Source material below:

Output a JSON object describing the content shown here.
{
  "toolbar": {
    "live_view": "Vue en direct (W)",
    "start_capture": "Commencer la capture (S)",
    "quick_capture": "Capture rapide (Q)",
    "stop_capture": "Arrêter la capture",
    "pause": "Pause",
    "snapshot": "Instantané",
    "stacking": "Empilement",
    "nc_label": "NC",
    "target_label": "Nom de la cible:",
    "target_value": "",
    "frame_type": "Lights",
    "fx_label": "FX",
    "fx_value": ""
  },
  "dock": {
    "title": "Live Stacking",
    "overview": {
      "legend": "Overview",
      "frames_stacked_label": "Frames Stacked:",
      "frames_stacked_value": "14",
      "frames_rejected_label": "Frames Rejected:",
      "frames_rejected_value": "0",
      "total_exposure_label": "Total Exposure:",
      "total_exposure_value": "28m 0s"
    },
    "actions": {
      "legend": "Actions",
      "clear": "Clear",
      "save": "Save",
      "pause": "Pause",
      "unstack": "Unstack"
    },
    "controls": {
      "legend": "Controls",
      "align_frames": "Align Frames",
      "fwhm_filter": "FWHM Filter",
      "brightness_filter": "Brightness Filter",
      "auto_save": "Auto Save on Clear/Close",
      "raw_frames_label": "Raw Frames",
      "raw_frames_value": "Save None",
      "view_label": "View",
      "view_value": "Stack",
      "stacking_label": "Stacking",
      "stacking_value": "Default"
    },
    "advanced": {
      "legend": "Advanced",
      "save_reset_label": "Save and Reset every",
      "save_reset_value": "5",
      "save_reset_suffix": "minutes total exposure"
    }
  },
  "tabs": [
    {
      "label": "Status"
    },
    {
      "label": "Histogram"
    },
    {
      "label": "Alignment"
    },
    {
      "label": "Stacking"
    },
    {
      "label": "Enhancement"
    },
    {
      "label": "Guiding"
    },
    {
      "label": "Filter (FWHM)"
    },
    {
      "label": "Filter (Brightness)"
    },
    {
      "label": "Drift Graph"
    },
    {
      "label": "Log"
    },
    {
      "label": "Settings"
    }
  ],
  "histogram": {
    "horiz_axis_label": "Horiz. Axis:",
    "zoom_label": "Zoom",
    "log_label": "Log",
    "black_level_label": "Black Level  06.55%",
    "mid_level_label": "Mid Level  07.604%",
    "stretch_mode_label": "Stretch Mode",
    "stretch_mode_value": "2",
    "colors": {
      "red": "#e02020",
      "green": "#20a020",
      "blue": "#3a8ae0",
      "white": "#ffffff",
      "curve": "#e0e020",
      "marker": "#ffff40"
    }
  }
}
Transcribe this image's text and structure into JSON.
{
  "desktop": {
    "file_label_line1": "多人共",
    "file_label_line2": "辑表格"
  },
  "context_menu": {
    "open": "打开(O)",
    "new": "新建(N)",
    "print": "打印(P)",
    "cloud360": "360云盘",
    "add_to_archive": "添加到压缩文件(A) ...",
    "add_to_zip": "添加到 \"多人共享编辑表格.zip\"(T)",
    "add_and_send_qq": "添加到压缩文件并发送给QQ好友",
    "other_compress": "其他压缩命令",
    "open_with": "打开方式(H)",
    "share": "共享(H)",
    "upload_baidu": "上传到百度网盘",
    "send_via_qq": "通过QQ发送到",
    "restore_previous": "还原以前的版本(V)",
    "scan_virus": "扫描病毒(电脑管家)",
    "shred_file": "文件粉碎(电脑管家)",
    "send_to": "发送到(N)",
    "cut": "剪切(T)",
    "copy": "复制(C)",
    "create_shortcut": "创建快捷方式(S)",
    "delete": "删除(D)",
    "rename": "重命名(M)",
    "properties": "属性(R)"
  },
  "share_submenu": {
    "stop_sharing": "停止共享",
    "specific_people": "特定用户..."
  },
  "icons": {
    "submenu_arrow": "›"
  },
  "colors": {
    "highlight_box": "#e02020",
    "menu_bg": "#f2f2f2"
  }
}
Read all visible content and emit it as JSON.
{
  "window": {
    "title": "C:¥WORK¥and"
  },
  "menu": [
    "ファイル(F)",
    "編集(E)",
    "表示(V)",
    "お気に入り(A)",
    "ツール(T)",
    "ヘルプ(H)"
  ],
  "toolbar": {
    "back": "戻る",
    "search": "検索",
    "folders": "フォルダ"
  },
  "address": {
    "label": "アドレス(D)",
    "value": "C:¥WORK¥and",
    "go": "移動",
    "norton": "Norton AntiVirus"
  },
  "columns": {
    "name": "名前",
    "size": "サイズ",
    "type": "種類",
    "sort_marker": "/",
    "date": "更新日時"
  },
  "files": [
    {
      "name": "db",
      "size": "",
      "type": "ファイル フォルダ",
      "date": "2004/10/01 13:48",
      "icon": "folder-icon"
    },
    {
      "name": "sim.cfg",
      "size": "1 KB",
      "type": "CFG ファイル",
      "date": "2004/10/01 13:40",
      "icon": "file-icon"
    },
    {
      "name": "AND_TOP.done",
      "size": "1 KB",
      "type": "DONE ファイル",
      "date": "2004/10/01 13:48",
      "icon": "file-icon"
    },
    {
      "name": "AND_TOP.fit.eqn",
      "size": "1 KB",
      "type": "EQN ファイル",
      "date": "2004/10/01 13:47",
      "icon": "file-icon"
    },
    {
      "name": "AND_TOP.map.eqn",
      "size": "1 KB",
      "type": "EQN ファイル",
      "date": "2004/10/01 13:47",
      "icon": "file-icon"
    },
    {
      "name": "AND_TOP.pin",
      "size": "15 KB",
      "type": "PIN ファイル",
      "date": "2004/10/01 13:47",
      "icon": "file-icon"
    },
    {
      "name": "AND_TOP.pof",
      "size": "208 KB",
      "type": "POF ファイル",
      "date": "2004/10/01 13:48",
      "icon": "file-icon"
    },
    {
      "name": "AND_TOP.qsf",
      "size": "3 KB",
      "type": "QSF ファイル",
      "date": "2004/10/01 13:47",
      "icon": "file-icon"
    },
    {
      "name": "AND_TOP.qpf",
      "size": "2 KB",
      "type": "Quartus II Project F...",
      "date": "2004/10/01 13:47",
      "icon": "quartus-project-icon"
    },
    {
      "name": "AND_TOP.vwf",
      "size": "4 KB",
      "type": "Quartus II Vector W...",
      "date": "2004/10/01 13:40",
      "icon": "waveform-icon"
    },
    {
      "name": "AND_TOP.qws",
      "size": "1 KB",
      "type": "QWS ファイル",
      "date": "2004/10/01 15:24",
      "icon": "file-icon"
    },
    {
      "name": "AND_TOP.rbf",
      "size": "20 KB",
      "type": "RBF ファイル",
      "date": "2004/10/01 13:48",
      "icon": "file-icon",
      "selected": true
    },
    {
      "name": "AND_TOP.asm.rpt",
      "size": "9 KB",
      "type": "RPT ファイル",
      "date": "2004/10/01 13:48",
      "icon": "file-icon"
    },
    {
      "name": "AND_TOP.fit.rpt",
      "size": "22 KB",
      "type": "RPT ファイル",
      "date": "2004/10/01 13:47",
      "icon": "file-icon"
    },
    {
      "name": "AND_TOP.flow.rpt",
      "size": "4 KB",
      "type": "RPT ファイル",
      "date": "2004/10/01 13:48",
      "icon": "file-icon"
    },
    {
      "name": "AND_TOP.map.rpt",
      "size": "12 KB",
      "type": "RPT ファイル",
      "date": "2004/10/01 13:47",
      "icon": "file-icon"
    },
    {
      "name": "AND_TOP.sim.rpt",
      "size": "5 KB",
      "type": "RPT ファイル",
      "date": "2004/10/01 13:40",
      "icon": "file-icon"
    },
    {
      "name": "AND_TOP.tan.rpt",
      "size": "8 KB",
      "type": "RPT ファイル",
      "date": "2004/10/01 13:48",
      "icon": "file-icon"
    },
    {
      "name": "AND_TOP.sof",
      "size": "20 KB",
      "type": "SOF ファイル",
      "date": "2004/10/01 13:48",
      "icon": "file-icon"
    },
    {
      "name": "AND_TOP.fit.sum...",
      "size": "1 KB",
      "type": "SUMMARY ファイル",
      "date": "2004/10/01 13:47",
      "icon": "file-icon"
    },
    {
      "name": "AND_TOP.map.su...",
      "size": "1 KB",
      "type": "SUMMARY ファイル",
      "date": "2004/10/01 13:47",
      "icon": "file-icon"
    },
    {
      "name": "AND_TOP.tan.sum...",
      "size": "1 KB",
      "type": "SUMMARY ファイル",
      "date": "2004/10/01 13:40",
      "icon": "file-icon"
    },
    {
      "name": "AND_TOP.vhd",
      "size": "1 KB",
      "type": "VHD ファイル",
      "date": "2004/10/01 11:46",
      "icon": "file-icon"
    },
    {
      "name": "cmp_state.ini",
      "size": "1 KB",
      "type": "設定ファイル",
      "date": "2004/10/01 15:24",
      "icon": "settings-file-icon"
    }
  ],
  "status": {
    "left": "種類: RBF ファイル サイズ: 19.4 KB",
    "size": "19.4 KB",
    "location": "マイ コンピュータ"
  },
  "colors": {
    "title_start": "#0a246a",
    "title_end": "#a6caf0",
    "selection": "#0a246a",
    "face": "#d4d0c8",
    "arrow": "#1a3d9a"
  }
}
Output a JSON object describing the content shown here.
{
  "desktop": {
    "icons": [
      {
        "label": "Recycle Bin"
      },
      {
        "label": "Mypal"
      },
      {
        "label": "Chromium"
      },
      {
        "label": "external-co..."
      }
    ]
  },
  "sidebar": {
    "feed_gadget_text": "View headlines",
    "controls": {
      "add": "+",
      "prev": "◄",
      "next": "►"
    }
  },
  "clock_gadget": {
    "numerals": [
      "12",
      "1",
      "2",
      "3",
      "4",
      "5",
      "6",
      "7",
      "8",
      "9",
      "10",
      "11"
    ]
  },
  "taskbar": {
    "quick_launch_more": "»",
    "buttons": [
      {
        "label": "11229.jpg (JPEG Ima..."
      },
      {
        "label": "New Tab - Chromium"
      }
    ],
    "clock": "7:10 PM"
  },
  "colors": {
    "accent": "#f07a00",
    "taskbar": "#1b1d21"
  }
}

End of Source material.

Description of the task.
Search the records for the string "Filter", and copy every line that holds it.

Response area.
      "fwhm_filter": "FWHM Filter",
      "brightness_filter": "Brightness Filter",
      "label": "Filter (FWHM)"
      "label": "Filter (Brightness)"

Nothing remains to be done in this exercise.